Cancer vaccines have gained increasing popularity since the US FDA approved the first cancer vaccine, sipuleucel-T, in 2010 and then approved the active specific immunotherapeutic agent, ipilimumab, in 2011. Several other recently reported positive randomized trials have started reversing the seemingly endless flow of failed cancer vaccine trials [1–4]. This has not been a complete reversal, however, with the recent report at ASCO that the Stimuvax trial failed to meet its primary end point in lung cancer; however, there was a significant improvement in overall survival in a large subset of over 800 patients. Since the majority of cancer vaccine trials have been performed in melanoma, this disease entity has endured more than its share of cancer vaccine failures. However, melanoma has taught us more than any other disease about the endogenous immune response to cancer. Specifically, multiple immunogenic peptides have been described from melanoma-specific antigens such as p-mel and MART-1 that efficiently induce and expand T cells with the capacity to recognize and destroy melanoma cells expressing these antigens. It is understandable then why these peptides have been the focus of many early and ongoing clinical trials. As with most vaccines, the antigenic focus of the vaccine must be joined with an immunoadjuvant to enhance its effectiveness.

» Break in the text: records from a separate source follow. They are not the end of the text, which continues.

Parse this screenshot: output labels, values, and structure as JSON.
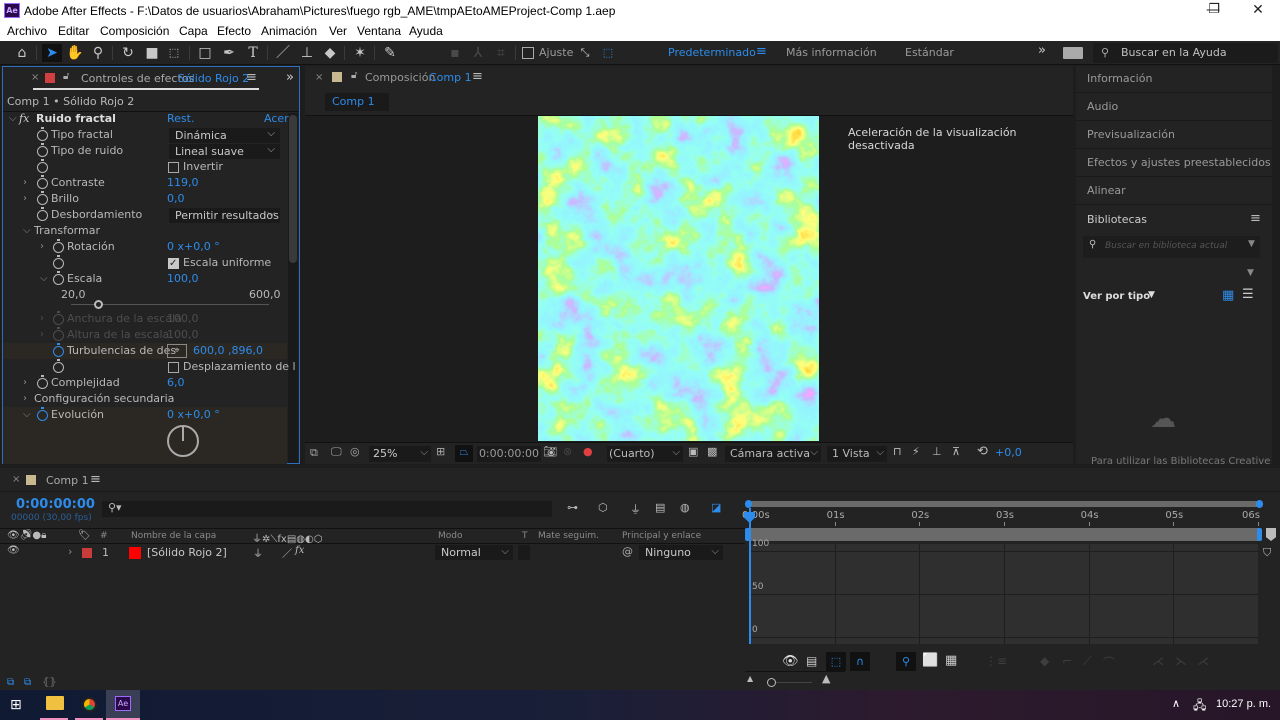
{
  "window": {
    "app_badge": "Ae",
    "title": "Adobe After Effects - F:\\Datos de usuarios\\Abraham\\Pictures\\fuego rgb_AME\\tmpAEtoAMEProject-Comp 1.aep",
    "controls": {
      "minimize": "—",
      "maximize": "❐",
      "close": "✕"
    }
  },
  "menubar": [
    "Archivo",
    "Editar",
    "Composición",
    "Capa",
    "Efecto",
    "Animación",
    "Ver",
    "Ventana",
    "Ayuda"
  ],
  "toolbar": {
    "snap_label": "Ajuste",
    "workspaces": [
      {
        "label": "Predeterminado",
        "active": true
      },
      {
        "label": "Más información",
        "active": false
      },
      {
        "label": "Estándar",
        "active": false
      }
    ],
    "overflow": "»",
    "help_search_placeholder": "Buscar en la Ayuda"
  },
  "effects_panel": {
    "tab_prefix": "Controles de efectos",
    "tab_layer": "Sólido Rojo 2",
    "breadcrumb": "Comp 1 • Sólido Rojo 2",
    "effect_name": "Ruido fractal",
    "reset_label": "Rest.",
    "about_label": "Acer",
    "rows": {
      "tipo_fractal": {
        "label": "Tipo fractal",
        "value": "Dinámica"
      },
      "tipo_ruido": {
        "label": "Tipo de ruido",
        "value": "Lineal suave"
      },
      "invertir": {
        "label": "Invertir",
        "checked": false
      },
      "contraste": {
        "label": "Contraste",
        "value": "119,0"
      },
      "brillo": {
        "label": "Brillo",
        "value": "0,0"
      },
      "desbordamiento": {
        "label": "Desbordamiento",
        "value": "Permitir resultados"
      },
      "transformar": {
        "label": "Transformar"
      },
      "rotacion": {
        "label": "Rotación",
        "value": "0 x+0,0 °"
      },
      "escala_uniforme": {
        "label": "Escala uniforme",
        "checked": true
      },
      "escala": {
        "label": "Escala",
        "value": "100,0",
        "min": "20,0",
        "max": "600,0",
        "slider_fraction": 0.138
      },
      "anchura": {
        "label": "Anchura de la escala",
        "value": "100,0"
      },
      "altura": {
        "label": "Altura de la escala",
        "value": "100,0"
      },
      "turbulencias": {
        "label": "Turbulencias de des",
        "value": "600,0 ,896,0"
      },
      "desplazamiento": {
        "label": "Desplazamiento de l",
        "checked": false
      },
      "complejidad": {
        "label": "Complejidad",
        "value": "6,0"
      },
      "config_secundaria": {
        "label": "Configuración secundaria"
      },
      "evolucion": {
        "label": "Evolución",
        "value": "0 x+0,0 °"
      }
    }
  },
  "comp_panel": {
    "tab_prefix": "Composición",
    "tab_comp": "Comp 1",
    "subtab": "Comp 1",
    "notice": "Aceleración de la visualización desactivada",
    "footer": {
      "zoom": "25%",
      "timecode": "0:00:00:00",
      "resolution": "(Cuarto)",
      "camera": "Cámara activa",
      "views": "1 Vista",
      "exposure": "+0,0"
    }
  },
  "right_panel": {
    "items": [
      "Información",
      "Audio",
      "Previsualización",
      "Efectos y ajustes preestablecidos",
      "Alinear"
    ],
    "libraries": {
      "title": "Bibliotecas",
      "search_placeholder": "Buscar en biblioteca actual",
      "view_by": "Ver por tipo",
      "message": "Para utilizar las Bibliotecas Creative"
    }
  },
  "timeline": {
    "tab": "Comp 1",
    "timecode": "0:00:00:00",
    "frames": "00000 (30,00 fps)",
    "search_placeholder": "",
    "columns": {
      "number": "#",
      "layer_name": "Nombre de la capa",
      "mode": "Modo",
      "t": "T",
      "track_matte": "Mate seguim.",
      "parent": "Principal y enlace"
    },
    "layers": [
      {
        "number": "1",
        "name": "[Sólido Rojo 2]",
        "color": "#ff0000",
        "label_color": "#c83c3c",
        "mode": "Normal",
        "parent": "Ninguno"
      }
    ],
    "ruler": [
      "0:00s",
      "01s",
      "02s",
      "03s",
      "04s",
      "05s",
      "06s"
    ],
    "graph_y_labels": [
      "100",
      "50",
      "0"
    ]
  },
  "taskbar": {
    "clock": "10:27 p. m.",
    "apps": [
      "start",
      "file-explorer",
      "chrome",
      "after-effects"
    ]
  },
  "colors": {
    "accent": "#2d8ceb",
    "panel_bg": "#232323",
    "layer_solid": "#ff0000",
    "label_red": "#c83c3c",
    "comp_tab": "#c8b890"
  }
}
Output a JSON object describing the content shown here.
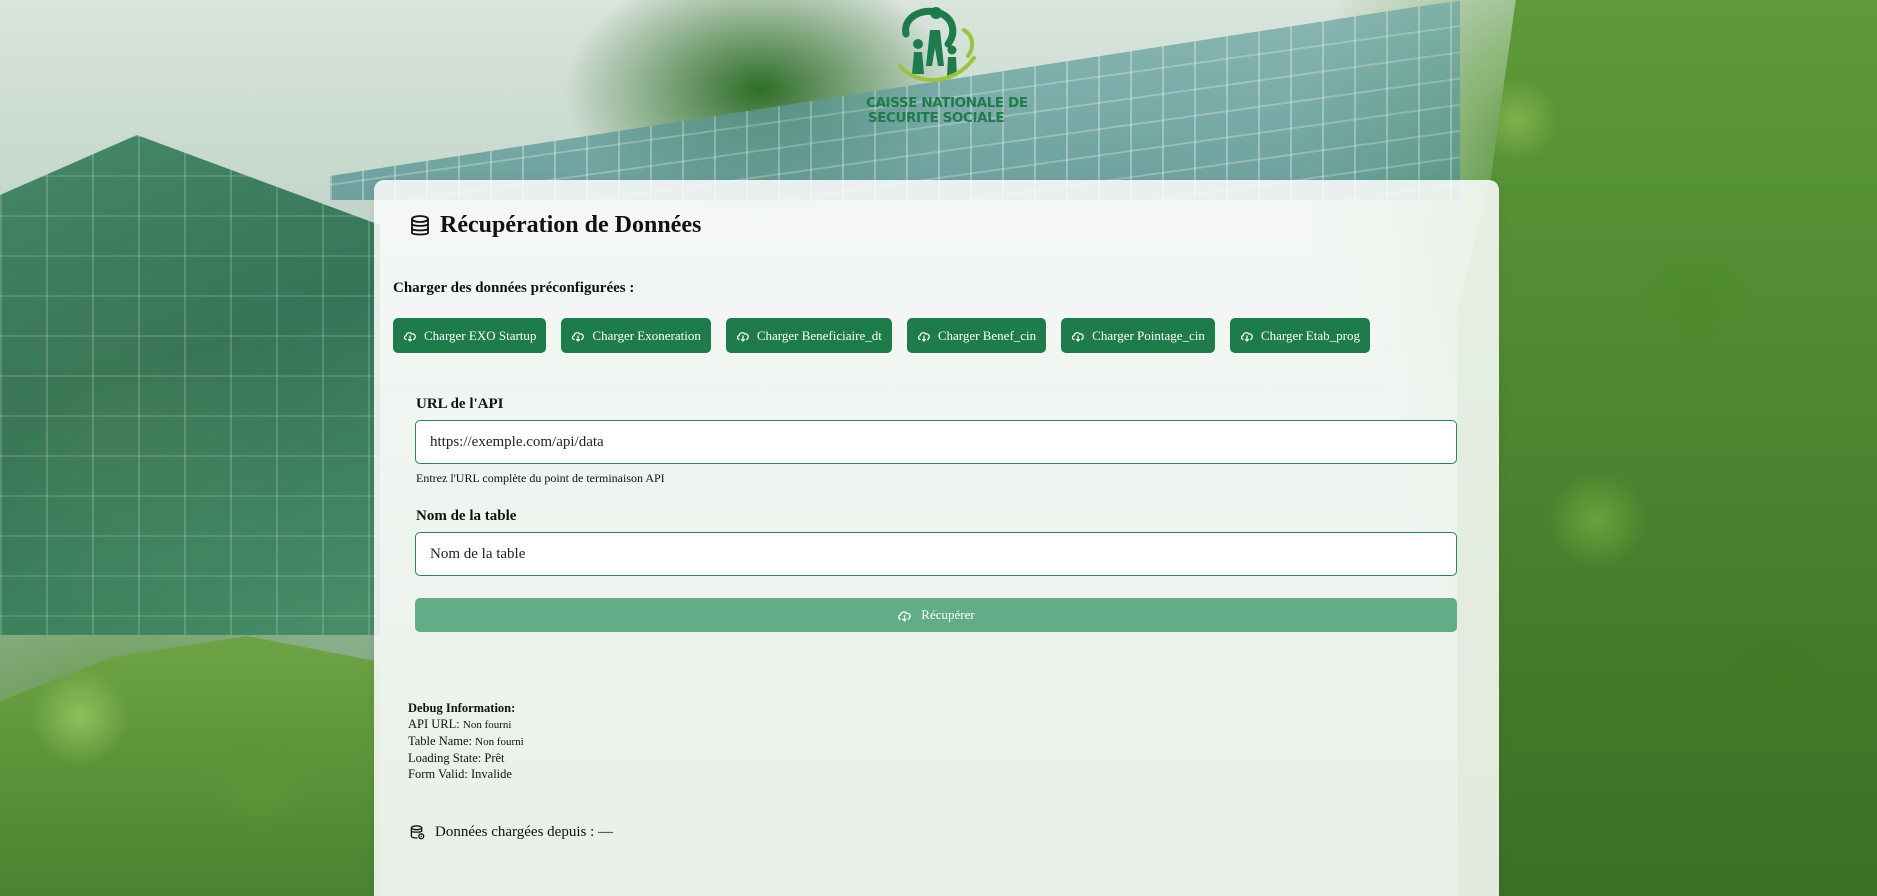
{
  "logo": {
    "alt_lines": [
      "CAISSE NATIONALE DE",
      "SECURITE SOCIALE"
    ]
  },
  "colors": {
    "primary_green": "#1e7c4a",
    "disabled_green": "#62ad87",
    "input_border": "#2a8458"
  },
  "card": {
    "title": "Récupération de Données",
    "title_icon": "database-icon"
  },
  "preconfig": {
    "label": "Charger des données préconfigurées :",
    "buttons": [
      {
        "label": "Charger EXO Startup",
        "icon": "cloud-download-icon"
      },
      {
        "label": "Charger Exoneration",
        "icon": "cloud-download-icon"
      },
      {
        "label": "Charger Beneficiaire_dt",
        "icon": "cloud-download-icon"
      },
      {
        "label": "Charger Benef_cin",
        "icon": "cloud-download-icon"
      },
      {
        "label": "Charger Pointage_cin",
        "icon": "cloud-download-icon"
      },
      {
        "label": "Charger Etab_prog",
        "icon": "cloud-download-icon"
      }
    ]
  },
  "form": {
    "api_url": {
      "label": "URL de l'API",
      "placeholder": "https://exemple.com/api/data",
      "value": "",
      "help": "Entrez l'URL complète du point de terminaison API"
    },
    "table_name": {
      "label": "Nom de la table",
      "placeholder": "Nom de la table",
      "value": ""
    },
    "submit": {
      "label": "Récupérer",
      "icon": "cloud-download-icon",
      "disabled": true
    }
  },
  "debug": {
    "title": "Debug Information:",
    "rows": [
      {
        "key": "API URL:",
        "value": "Non fourni"
      },
      {
        "key": "Table Name:",
        "value": "Non fourni"
      },
      {
        "key": "Loading State:",
        "value": "Prêt"
      },
      {
        "key": "Form Valid:",
        "value": "Invalide"
      }
    ]
  },
  "loaded_from": {
    "icon": "database-gear-icon",
    "text": "Données chargées depuis : —"
  }
}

Written by: Glynn Wilson, Ph.D., Chairman & CEO, TapImmune Inc.